• WORK TO COMPLETE:
Pictures aside, repeat every record below exactly.

Recorded data:
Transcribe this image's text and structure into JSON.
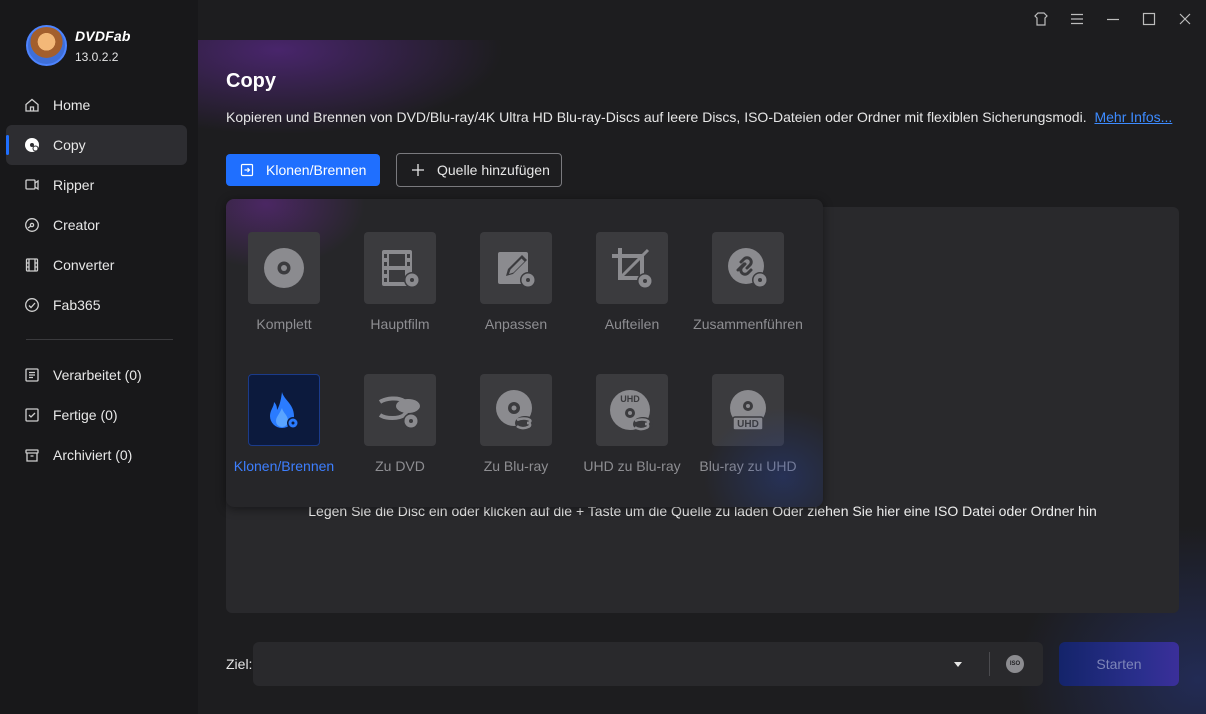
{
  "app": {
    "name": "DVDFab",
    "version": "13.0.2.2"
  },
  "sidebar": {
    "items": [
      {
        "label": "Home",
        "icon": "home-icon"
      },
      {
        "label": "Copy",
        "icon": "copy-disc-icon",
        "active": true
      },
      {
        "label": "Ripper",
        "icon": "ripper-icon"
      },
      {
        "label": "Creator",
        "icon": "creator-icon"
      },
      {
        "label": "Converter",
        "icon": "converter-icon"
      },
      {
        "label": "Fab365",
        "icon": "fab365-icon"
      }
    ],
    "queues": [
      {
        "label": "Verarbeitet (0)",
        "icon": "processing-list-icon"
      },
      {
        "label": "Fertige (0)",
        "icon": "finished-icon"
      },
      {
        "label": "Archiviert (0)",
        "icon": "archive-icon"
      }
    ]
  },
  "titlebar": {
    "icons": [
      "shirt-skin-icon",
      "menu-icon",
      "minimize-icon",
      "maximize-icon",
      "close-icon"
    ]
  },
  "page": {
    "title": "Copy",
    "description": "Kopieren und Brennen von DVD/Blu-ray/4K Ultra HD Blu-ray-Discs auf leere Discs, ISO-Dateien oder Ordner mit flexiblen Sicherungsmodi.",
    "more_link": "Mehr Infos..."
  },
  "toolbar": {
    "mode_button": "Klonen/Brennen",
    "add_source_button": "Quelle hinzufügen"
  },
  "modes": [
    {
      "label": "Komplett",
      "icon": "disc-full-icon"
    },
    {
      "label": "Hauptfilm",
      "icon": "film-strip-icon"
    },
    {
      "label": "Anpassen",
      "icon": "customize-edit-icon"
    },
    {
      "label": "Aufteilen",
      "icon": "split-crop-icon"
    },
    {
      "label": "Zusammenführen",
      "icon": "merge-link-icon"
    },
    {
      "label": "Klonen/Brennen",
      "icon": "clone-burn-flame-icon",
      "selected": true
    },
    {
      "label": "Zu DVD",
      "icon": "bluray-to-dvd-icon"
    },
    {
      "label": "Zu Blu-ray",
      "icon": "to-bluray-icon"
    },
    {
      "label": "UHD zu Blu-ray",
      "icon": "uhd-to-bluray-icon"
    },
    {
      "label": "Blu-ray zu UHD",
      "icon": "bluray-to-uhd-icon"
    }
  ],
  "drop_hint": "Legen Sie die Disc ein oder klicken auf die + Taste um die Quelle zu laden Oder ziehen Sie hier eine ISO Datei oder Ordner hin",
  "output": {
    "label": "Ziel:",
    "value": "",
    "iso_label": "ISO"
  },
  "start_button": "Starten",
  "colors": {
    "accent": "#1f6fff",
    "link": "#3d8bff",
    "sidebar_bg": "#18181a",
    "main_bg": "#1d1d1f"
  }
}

• EXERCISE OUTPUT:
Transcribe this image's text and structure into JSON.
{
  "app": {
    "name": "DVDFab",
    "version": "13.0.2.2"
  },
  "sidebar": {
    "items": [
      {
        "label": "Home",
        "icon": "home-icon"
      },
      {
        "label": "Copy",
        "icon": "copy-disc-icon",
        "active": true
      },
      {
        "label": "Ripper",
        "icon": "ripper-icon"
      },
      {
        "label": "Creator",
        "icon": "creator-icon"
      },
      {
        "label": "Converter",
        "icon": "converter-icon"
      },
      {
        "label": "Fab365",
        "icon": "fab365-icon"
      }
    ],
    "queues": [
      {
        "label": "Verarbeitet (0)",
        "icon": "processing-list-icon"
      },
      {
        "label": "Fertige (0)",
        "icon": "finished-icon"
      },
      {
        "label": "Archiviert (0)",
        "icon": "archive-icon"
      }
    ]
  },
  "titlebar": {
    "icons": [
      "shirt-skin-icon",
      "menu-icon",
      "minimize-icon",
      "maximize-icon",
      "close-icon"
    ]
  },
  "page": {
    "title": "Copy",
    "description": "Kopieren und Brennen von DVD/Blu-ray/4K Ultra HD Blu-ray-Discs auf leere Discs, ISO-Dateien oder Ordner mit flexiblen Sicherungsmodi.",
    "more_link": "Mehr Infos..."
  },
  "toolbar": {
    "mode_button": "Klonen/Brennen",
    "add_source_button": "Quelle hinzufügen"
  },
  "modes": [
    {
      "label": "Komplett",
      "icon": "disc-full-icon"
    },
    {
      "label": "Hauptfilm",
      "icon": "film-strip-icon"
    },
    {
      "label": "Anpassen",
      "icon": "customize-edit-icon"
    },
    {
      "label": "Aufteilen",
      "icon": "split-crop-icon"
    },
    {
      "label": "Zusammenführen",
      "icon": "merge-link-icon"
    },
    {
      "label": "Klonen/Brennen",
      "icon": "clone-burn-flame-icon",
      "selected": true
    },
    {
      "label": "Zu DVD",
      "icon": "bluray-to-dvd-icon"
    },
    {
      "label": "Zu Blu-ray",
      "icon": "to-bluray-icon"
    },
    {
      "label": "UHD zu Blu-ray",
      "icon": "uhd-to-bluray-icon"
    },
    {
      "label": "Blu-ray zu UHD",
      "icon": "bluray-to-uhd-icon"
    }
  ],
  "drop_hint": "Legen Sie die Disc ein oder klicken auf die + Taste um die Quelle zu laden Oder ziehen Sie hier eine ISO Datei oder Ordner hin",
  "output": {
    "label": "Ziel:",
    "value": "",
    "iso_label": "ISO"
  },
  "start_button": "Starten",
  "colors": {
    "accent": "#1f6fff",
    "link": "#3d8bff",
    "sidebar_bg": "#18181a",
    "main_bg": "#1d1d1f"
  }
}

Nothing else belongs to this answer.